The exp and the expf functions compute the base
.Ms e exponential value of the given argument x.
The exp2 and the exp2f functions compute the base 2 exponential of the given argument x.
The expm1 and the expm1f functions compute the value exp(x)-1 accurately even for tiny argument x.
The log and the logf functions compute the value of the natural logarithm of argument x.
The log10 and the log10f functions compute the value of the logarithm of argument x to base 10.
The log1p and the log1pf functions compute the value of log(1+x) accurately even for tiny argument x.
The pow and the powf functions compute the value of x to the exponent y.
ERROR (due to Roundoff etc.)
The values of exp 0, expm1 0, exp2 integer, and pow integer integer are exact provided that they are representable. Otherwise the error in these functions is generally below one ulp.
These functions will return the appropriate computation unless an error occurs or an argument is out of range. The functions pow x y and powf x y raise an invalid exception and return an NaN if x < 0 and y is not an integer. An attempt to take the logarithm of ±0 will result in a divide-by-zero exception, and an infinity will be returned. An attempt to take the logarithm of a negative number will result in an invalid exception, and an NaN will be generated.
The functions exp(x)-1 and log(1+x) are called expm1 and logp1 in BASIC on the Hewlett-Packard HP -71B and APPLE Macintosh, EXP1 and LN1 in Pascal, exp1 and log1 in C on APPLE Macintoshes, where they have been provided to make sure financial calculations of ((1+x)**n-1)/x, namely expm1(n*log1p(x))/x, will be accurate when x is tiny.

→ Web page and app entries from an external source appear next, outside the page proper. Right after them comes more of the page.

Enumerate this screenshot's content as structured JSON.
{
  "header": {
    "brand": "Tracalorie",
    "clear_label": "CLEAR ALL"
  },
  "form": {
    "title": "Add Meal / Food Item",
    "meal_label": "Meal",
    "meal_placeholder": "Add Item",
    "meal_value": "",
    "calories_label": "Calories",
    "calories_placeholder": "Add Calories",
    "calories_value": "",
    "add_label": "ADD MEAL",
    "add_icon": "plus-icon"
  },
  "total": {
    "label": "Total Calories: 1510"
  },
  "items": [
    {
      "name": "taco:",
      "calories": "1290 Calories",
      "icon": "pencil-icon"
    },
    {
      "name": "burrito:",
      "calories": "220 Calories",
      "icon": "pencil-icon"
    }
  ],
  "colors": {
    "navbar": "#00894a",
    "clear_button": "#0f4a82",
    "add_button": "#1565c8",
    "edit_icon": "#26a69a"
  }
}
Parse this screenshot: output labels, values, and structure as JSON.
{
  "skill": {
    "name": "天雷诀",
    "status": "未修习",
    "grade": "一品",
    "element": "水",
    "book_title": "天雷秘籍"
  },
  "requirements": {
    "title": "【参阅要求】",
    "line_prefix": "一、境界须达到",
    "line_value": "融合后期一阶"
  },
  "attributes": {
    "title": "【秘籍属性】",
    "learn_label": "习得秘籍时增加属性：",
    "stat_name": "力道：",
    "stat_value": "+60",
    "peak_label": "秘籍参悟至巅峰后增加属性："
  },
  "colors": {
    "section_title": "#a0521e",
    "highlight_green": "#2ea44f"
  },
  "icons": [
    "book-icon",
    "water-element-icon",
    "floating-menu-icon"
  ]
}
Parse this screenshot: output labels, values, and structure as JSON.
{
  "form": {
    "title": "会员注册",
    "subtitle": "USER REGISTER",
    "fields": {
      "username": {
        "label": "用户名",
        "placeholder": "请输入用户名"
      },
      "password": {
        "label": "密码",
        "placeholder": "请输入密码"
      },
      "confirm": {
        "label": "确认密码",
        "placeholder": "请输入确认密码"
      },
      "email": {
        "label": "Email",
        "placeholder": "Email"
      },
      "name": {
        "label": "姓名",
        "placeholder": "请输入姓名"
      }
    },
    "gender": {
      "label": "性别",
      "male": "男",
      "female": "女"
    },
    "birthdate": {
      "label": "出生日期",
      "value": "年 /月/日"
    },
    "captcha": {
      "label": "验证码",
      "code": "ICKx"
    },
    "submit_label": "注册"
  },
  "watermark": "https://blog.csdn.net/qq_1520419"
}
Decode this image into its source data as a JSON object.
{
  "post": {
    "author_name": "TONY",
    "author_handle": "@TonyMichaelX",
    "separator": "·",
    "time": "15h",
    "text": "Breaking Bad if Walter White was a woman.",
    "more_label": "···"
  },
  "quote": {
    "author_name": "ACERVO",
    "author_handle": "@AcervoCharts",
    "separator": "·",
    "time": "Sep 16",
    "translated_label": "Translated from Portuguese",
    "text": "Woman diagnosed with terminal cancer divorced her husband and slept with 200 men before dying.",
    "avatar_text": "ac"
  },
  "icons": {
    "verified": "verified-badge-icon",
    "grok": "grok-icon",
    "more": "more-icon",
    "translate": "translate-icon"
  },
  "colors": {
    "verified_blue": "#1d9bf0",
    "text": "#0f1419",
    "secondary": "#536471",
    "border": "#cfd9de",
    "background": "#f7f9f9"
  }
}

They also provide accurate inverse hyperbolic functions.
The function pow x 0 returns x**0 = 1 for all x including x = 0, oo, and NaN . Previous implementations of pow may have defined x**0 to be undefined in some or all of these cases. Here are reasons for returning x**0 = 1 always:
- Any program that already tests whether x is zero (or infinite or NaN) before computing x**0 cannot care whether 0**0 = 1 or not. Any program that depends upon 0**0 to be invalid is dubious anyway since that expressions meaning and, if invalid, its consequences vary from one computer system to another.
- Some Algebra texts (e.g. Siglers) define x**0 = 1 for all x, including x = 0. This is compatible with the convention that accepts a as the value of polynomial
p(x) = a*x**0 + a*x**1 + a*x**2 +...+ a[n]*x**n
at x = 0 rather than reject a*0**0 as invalid.
- Analysts will accept 0**0 = 1 despite that x**y can approach anything or nothing as x and y approach 0 independently. The reason for setting 0**0 = 1 anyway is this:
If x(z) and y(z) are
functions analytic (expandable
in power series) in z around z = 0, and if there
x(0) = y(0) = 0, then x(z)**y(z) -> 1 as z -> 0.
- If 0**0 = 1, then oo**0 = 1/0**0 = 1 too; and then NaN**0 = 1 too because x**0 = 1 for all finite and infinite x, i.e., independently of x.